Ada’s father David is the most important thing to her. For thirteen years David has beenUnseenWorld her teacher, her best friend, her guide. Ada’s life has revolved entirely around him and his work in his computer science lab, so when David begins to forget things and disappear for hours at a time, Ada’s world as she knows it rapidly changes. As David’s mind disintegrates, Ada must navigate the coming years without him. Life grows more complicated as she moves in with her father’s long time friend, and evidence surfaces that David may not be the person she thinks he is.

I think the experience of admiring and idolizing a parent and then gradually realizing that parents are fallible human beings is something to which everyone can relate.   The reverence with which Ada views her father is so powerful that it’s easy to feel the confusion, frustration, and protectiveness that Ada feels when her father’s health begins to decline.  The relationship between father and daughter is the foundation of the story, and the author does a wonderful job of portraying some of the complexities of that relationship.

The characters are clearly written and consistent, their actions aligning with their personalities so the interpersonal dynamics work well and were convincing. The last third of the book felt a less cohesive for me during the jumps in time back and forth to Ada’s adulthood. I didn’t connect as strongly to the older Ada as I did to the younger one, but perhaps that that’s because we spend less time with her in her adulthood than in her youth.

Still, I liked this book much more than I anticipated. The pacing was consistent through most of the book, and the cryptology as well as the mystery surrounding David’s history and eccentricity kept me interested. As the beginning of the story unfolded, I had so many questions about Ada and her upbringing.

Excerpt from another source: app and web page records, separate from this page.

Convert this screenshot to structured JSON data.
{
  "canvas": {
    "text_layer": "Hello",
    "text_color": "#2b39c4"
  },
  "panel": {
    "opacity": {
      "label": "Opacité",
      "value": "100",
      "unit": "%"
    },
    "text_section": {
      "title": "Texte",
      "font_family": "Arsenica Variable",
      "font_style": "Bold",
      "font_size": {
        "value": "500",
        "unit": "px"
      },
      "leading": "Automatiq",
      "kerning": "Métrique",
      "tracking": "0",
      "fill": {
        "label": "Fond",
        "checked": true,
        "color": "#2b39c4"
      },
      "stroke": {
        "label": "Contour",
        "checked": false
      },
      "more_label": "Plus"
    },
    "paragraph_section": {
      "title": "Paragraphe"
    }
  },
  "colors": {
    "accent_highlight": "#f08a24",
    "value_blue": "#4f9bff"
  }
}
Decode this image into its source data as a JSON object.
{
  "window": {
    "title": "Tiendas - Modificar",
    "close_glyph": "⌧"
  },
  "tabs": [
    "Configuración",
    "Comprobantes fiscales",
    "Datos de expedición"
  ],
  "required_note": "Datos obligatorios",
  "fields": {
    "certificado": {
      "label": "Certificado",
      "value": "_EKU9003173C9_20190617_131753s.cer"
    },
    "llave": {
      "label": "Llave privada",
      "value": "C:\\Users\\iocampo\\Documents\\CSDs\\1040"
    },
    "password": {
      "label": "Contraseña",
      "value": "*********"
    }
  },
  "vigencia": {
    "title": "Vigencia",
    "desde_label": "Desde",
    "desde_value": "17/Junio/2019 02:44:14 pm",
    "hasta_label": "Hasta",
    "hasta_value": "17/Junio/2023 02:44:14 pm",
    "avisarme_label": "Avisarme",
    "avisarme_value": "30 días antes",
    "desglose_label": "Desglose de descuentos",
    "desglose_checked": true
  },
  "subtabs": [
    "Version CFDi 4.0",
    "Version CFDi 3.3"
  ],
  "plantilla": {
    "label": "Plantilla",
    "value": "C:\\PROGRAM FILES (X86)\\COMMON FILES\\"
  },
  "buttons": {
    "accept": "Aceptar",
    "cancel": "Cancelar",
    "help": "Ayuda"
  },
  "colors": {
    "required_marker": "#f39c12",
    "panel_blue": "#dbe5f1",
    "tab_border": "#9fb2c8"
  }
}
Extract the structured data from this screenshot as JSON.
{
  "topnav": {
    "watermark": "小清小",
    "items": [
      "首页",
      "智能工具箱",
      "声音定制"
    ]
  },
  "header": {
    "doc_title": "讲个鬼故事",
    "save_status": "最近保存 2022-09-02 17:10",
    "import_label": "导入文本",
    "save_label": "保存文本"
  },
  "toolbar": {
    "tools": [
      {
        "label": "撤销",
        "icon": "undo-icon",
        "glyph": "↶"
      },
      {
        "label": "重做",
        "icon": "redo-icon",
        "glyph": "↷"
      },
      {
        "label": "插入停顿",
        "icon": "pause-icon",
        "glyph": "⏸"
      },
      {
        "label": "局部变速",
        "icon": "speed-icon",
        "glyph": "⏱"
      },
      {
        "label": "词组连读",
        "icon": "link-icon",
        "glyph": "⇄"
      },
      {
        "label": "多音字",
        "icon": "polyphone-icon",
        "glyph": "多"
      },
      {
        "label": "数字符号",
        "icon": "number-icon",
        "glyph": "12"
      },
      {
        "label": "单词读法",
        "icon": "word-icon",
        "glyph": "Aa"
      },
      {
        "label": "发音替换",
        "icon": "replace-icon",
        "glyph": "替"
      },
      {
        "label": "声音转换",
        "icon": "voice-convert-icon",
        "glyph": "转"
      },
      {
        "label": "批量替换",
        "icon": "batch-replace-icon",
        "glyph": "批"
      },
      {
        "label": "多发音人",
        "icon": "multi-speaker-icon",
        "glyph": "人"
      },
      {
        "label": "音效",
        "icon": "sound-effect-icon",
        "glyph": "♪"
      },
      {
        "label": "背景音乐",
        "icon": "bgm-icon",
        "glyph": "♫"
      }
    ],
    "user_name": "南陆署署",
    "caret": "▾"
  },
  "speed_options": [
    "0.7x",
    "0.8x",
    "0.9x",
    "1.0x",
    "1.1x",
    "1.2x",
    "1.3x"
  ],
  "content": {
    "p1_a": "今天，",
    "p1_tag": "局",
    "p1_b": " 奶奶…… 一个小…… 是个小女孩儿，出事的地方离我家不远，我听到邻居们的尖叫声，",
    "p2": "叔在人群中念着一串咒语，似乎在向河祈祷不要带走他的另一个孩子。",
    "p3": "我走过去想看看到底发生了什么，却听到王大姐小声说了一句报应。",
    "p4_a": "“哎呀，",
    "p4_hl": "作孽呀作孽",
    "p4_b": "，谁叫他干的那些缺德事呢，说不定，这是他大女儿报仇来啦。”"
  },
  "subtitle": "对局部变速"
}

I felt like I was slowly turning these small corners, each one revealing another piece of the puzzle, which kept me wanting to keep going along with Ada as things began to unravel.

4 out of 5 stars

 

Book Review: A Piece of the World by Christina Baker Cline

“I want each day to last forever . . . It’s a peculiar kind of dissatisfaction, a bittersweet nostalgia for a moment not yet past.

Inspired by the true story of famous painter Andrew Wyeth and the muse for his PieceofWorldpainting “Christina’s World,” this work of historical fiction ventures into the life of Christina herself. Struck by a degenerative disease at a young age that continued to worsen as time progressed, Christina spent most of her days on her family’s farm, struggling through the hardships of her physical challenges and the relationship challenges in both her personal and familial life. By the end of the story, one has a complete and insightful picture of the woman who became the subject of a piece of art that now hangs in MOMA in New York.

My favorite parts of this book are the ones that describe the simplicity of the sweeping landscape beside the ocean. It conjured images of Maine in my mind, though it’s a place I have never been. I loved the imagery of Christina and her mom venturing to the shore and collecting shells. The Hawthorne farm sounds like the foundation of a peaceful existence, though Christina’s struggles and the family hardships bring one back to a more realistic view of things.

Christina’s defiance of her condition as well as her strength to manage on her own are courageous. Her physical degeneration clearly takes a toll on her mentally and emotionally as well, though I came to realize that gradually, just as I imagine Christina realized it herself. She is determined not to let it affect her but it does anyway. While she wants so much for people to see past her ailment and see her for who she is, she struggles with the exact same thing.

It’s a beautiful but also tragic tale in many ways. I’m not sure I could have moved on so easily from the same missed opportunities in life. The end of Christina’s story however is a loving and satisfying one when she finally gets the thing in life she has always truly wanted. It’s a lovely and wistful book.

4 out of 5 stars